Josiah Hakala played tennis at Farmington High School, and his love of competition didn't end with the final match of his senior year. He kept playing after high school, but there seemed to be something missing. None of the matches he played really meant anything. He was playing for fun, not playing to win. So, he did something about it. Currently in its third year, Hakala's Farmington Area Tennis League attracts 48 players for singles play Monday and Thursday nights on the courts at Boeckman Middle School.
Akin Road Elementary School's new principal shouldn't have any trouble finding her way around the school when she takes over next month. The district hired Gideon Pond Elementary School principal Laura Pierce this week to replace ARES principal Karen Bergman, who is leaving this week to take a job as a principal in Edina. Pierce is a Farmington resident and her own children attended ARES. "She knows people in the community," said assistant principal Christine Weymouth, who led the hiring process. Weymouth knew Pierce a little bit because her children went through Farmington Middle School W
I recently finished brewing my second batch of homemade beer. If I know my brewing history, I believe it was about this time in his career a young Silas P. Budweiser decided to dedicate himself to the production of mediocre beer to be sold to sports fans and guys who like looking at women in skimpy outfits. Also, horses. He started to really get into big horses. I don't actually know if there was a Silas Budweiser, but it sounds right.
After several days in which he was the only official candidate, Jay Haugen is officially Farmington's new superintendent. It took a little convincing to get Haugen, the superintendent in the West St. Paul-Mendota Heights-Eagan School District, to come to Farmington. But now that he's here the Farmington School District's new superintendent is excited about what is ahead of him.

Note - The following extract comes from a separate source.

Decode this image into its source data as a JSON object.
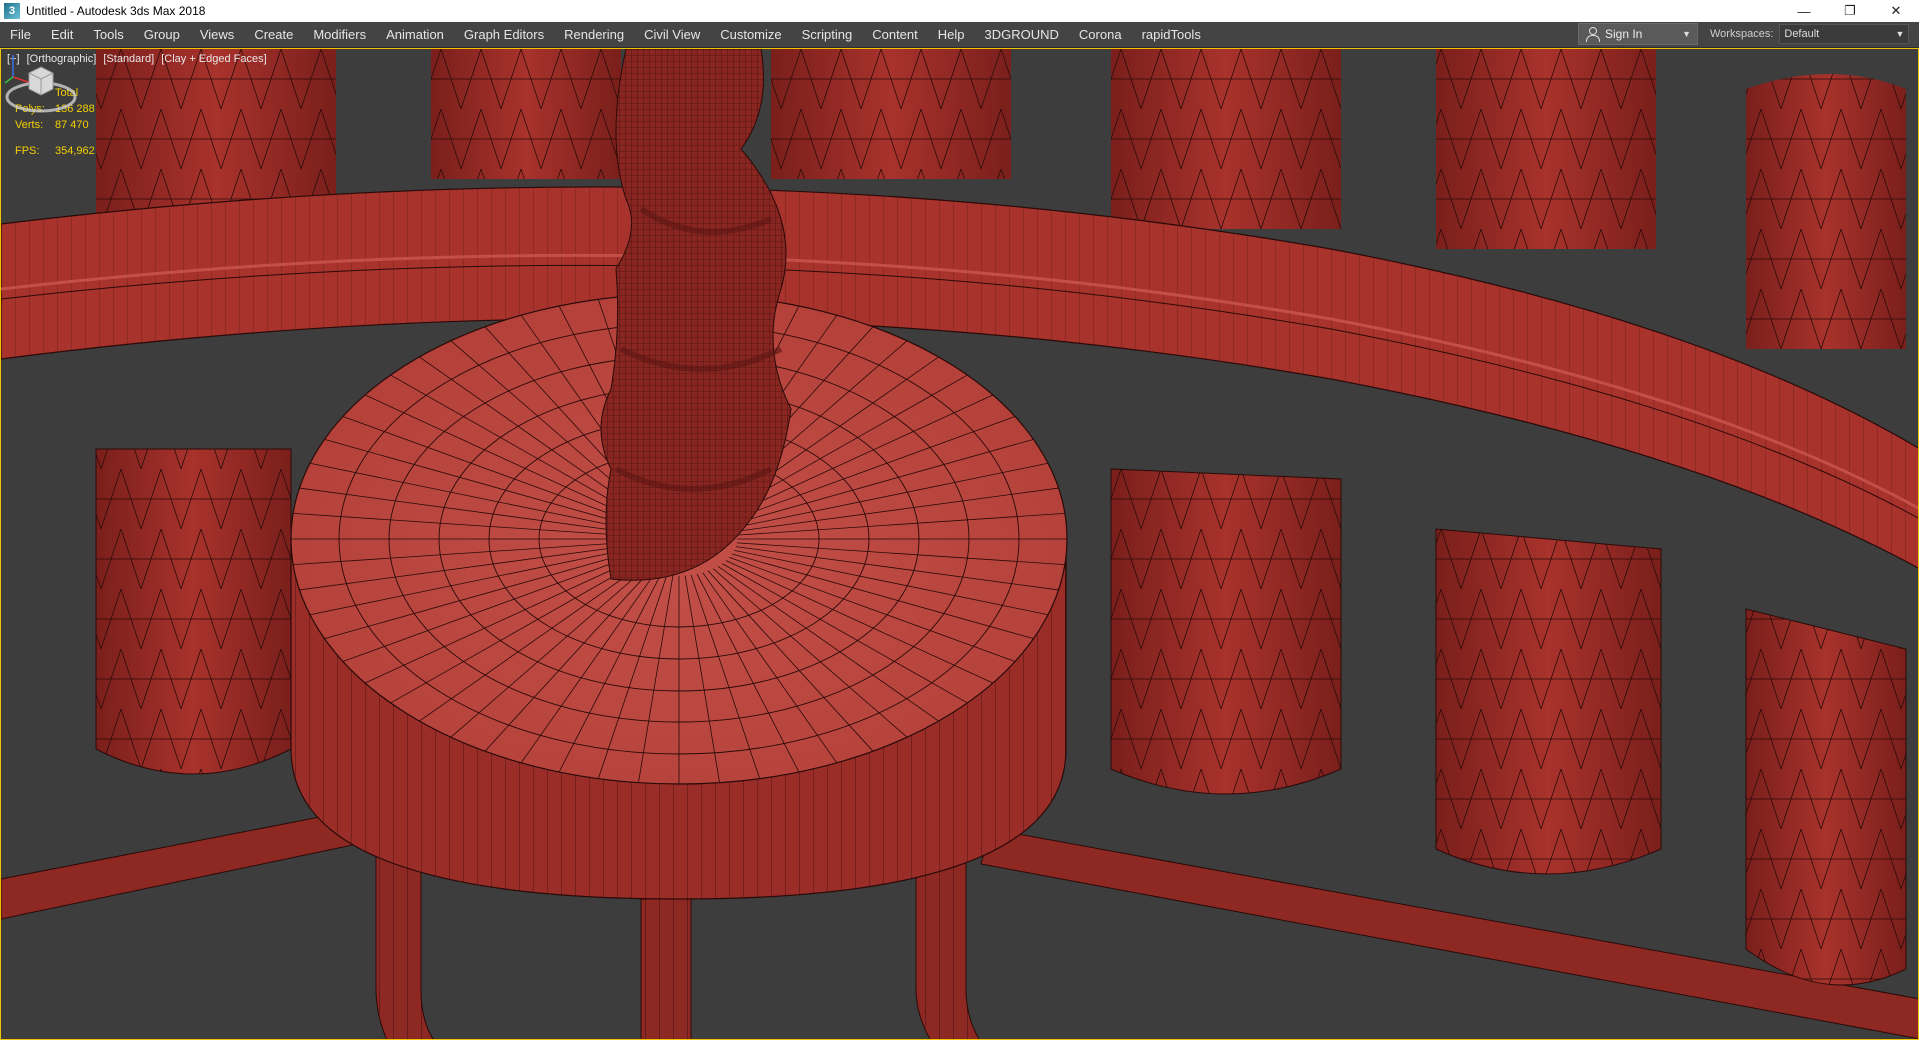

Haugen said during last week's first interview that search consultant Ken LaCroix called him three times to convince him to apply for the Farmington job. He was happy in West St.